TRY IT
What lines below contain the string "Weekly"? List them all.

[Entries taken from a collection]
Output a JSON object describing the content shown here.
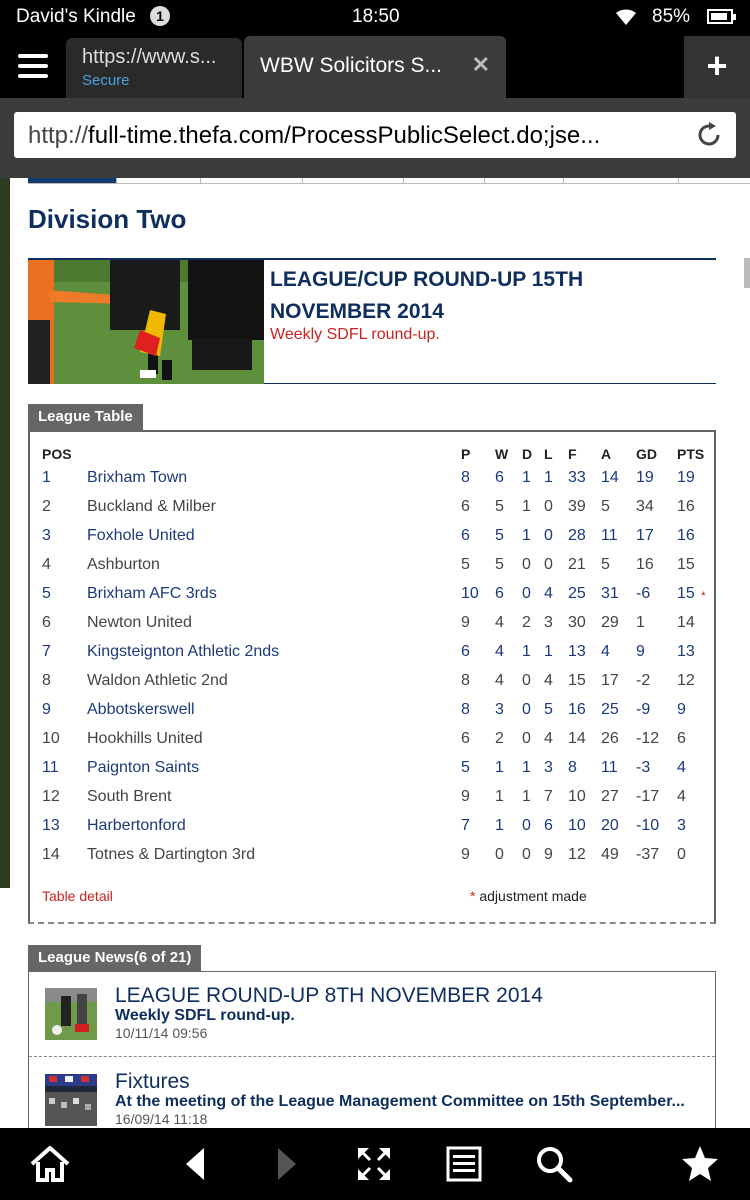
{
  "status": {
    "device_name": "David's Kindle",
    "notification_count": "1",
    "time": "18:50",
    "battery": "85%"
  },
  "tabs": [
    {
      "url": "https://www.s...",
      "security": "Secure"
    },
    {
      "title": "WBW Solicitors S..."
    }
  ],
  "address_bar": {
    "prefix": "http://",
    "url": "full-time.thefa.com/ProcessPublicSelect.do;jse..."
  },
  "page": {
    "division_title": "Division Two",
    "article": {
      "headline": "LEAGUE/CUP ROUND-UP 15TH NOVEMBER 2014",
      "summary": "Weekly SDFL round-up."
    },
    "league_table": {
      "tab_label": "League Table",
      "headers": {
        "pos": "POS",
        "p": "P",
        "w": "W",
        "d": "D",
        "l": "L",
        "f": "F",
        "a": "A",
        "gd": "GD",
        "pts": "PTS"
      },
      "rows": [
        {
          "pos": "1",
          "team": "Brixham Town",
          "p": "8",
          "w": "6",
          "d": "1",
          "l": "1",
          "f": "33",
          "a": "14",
          "gd": "19",
          "pts": "19",
          "adj": ""
        },
        {
          "pos": "2",
          "team": "Buckland & Milber",
          "p": "6",
          "w": "5",
          "d": "1",
          "l": "0",
          "f": "39",
          "a": "5",
          "gd": "34",
          "pts": "16",
          "adj": ""
        },
        {
          "pos": "3",
          "team": "Foxhole United",
          "p": "6",
          "w": "5",
          "d": "1",
          "l": "0",
          "f": "28",
          "a": "11",
          "gd": "17",
          "pts": "16",
          "adj": ""
        },
        {
          "pos": "4",
          "team": "Ashburton",
          "p": "5",
          "w": "5",
          "d": "0",
          "l": "0",
          "f": "21",
          "a": "5",
          "gd": "16",
          "pts": "15",
          "adj": ""
        },
        {
          "pos": "5",
          "team": "Brixham AFC 3rds",
          "p": "10",
          "w": "6",
          "d": "0",
          "l": "4",
          "f": "25",
          "a": "31",
          "gd": "-6",
          "pts": "15",
          "adj": "*"
        },
        {
          "pos": "6",
          "team": "Newton United",
          "p": "9",
          "w": "4",
          "d": "2",
          "l": "3",
          "f": "30",
          "a": "29",
          "gd": "1",
          "pts": "14",
          "adj": ""
        },
        {
          "pos": "7",
          "team": "Kingsteignton Athletic 2nds",
          "p": "6",
          "w": "4",
          "d": "1",
          "l": "1",
          "f": "13",
          "a": "4",
          "gd": "9",
          "pts": "13",
          "adj": ""
        },
        {
          "pos": "8",
          "team": "Waldon Athletic 2nd",
          "p": "8",
          "w": "4",
          "d": "0",
          "l": "4",
          "f": "15",
          "a": "17",
          "gd": "-2",
          "pts": "12",
          "adj": ""
        },
        {
          "pos": "9",
          "team": "Abbotskerswell",
          "p": "8",
          "w": "3",
          "d": "0",
          "l": "5",
          "f": "16",
          "a": "25",
          "gd": "-9",
          "pts": "9",
          "adj": ""
        },
        {
          "pos": "10",
          "team": "Hookhills United",
          "p": "6",
          "w": "2",
          "d": "0",
          "l": "4",
          "f": "14",
          "a": "26",
          "gd": "-12",
          "pts": "6",
          "adj": ""
        },
        {
          "pos": "11",
          "team": "Paignton Saints",
          "p": "5",
          "w": "1",
          "d": "1",
          "l": "3",
          "f": "8",
          "a": "11",
          "gd": "-3",
          "pts": "4",
          "adj": ""
        },
        {
          "pos": "12",
          "team": "South Brent",
          "p": "9",
          "w": "1",
          "d": "1",
          "l": "7",
          "f": "10",
          "a": "27",
          "gd": "-17",
          "pts": "4",
          "adj": ""
        },
        {
          "pos": "13",
          "team": "Harbertonford",
          "p": "7",
          "w": "1",
          "d": "0",
          "l": "6",
          "f": "10",
          "a": "20",
          "gd": "-10",
          "pts": "3",
          "adj": ""
        },
        {
          "pos": "14",
          "team": "Totnes & Dartington 3rd",
          "p": "9",
          "w": "0",
          "d": "0",
          "l": "9",
          "f": "12",
          "a": "49",
          "gd": "-37",
          "pts": "0",
          "adj": ""
        }
      ],
      "detail_link": "Table detail",
      "adjustment_star": "*",
      "adjustment_note": "adjustment made"
    },
    "league_news": {
      "tab_label": "League News(6 of 21)",
      "items": [
        {
          "title": "LEAGUE ROUND-UP 8TH NOVEMBER 2014",
          "summary": "Weekly SDFL round-up.",
          "date": "10/11/14 09:56"
        },
        {
          "title": "Fixtures",
          "summary": "At the meeting of the League Management Committee on 15th September...",
          "date": "16/09/14 11:18"
        }
      ]
    }
  },
  "bottom_nav": [
    "home-icon",
    "back-icon",
    "forward-icon",
    "fullscreen-icon",
    "reading-view-icon",
    "search-icon",
    "favorites-icon"
  ]
}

SOLUTION
      "summary": "Weekly SDFL round-up."
          "summary": "Weekly SDFL round-up.",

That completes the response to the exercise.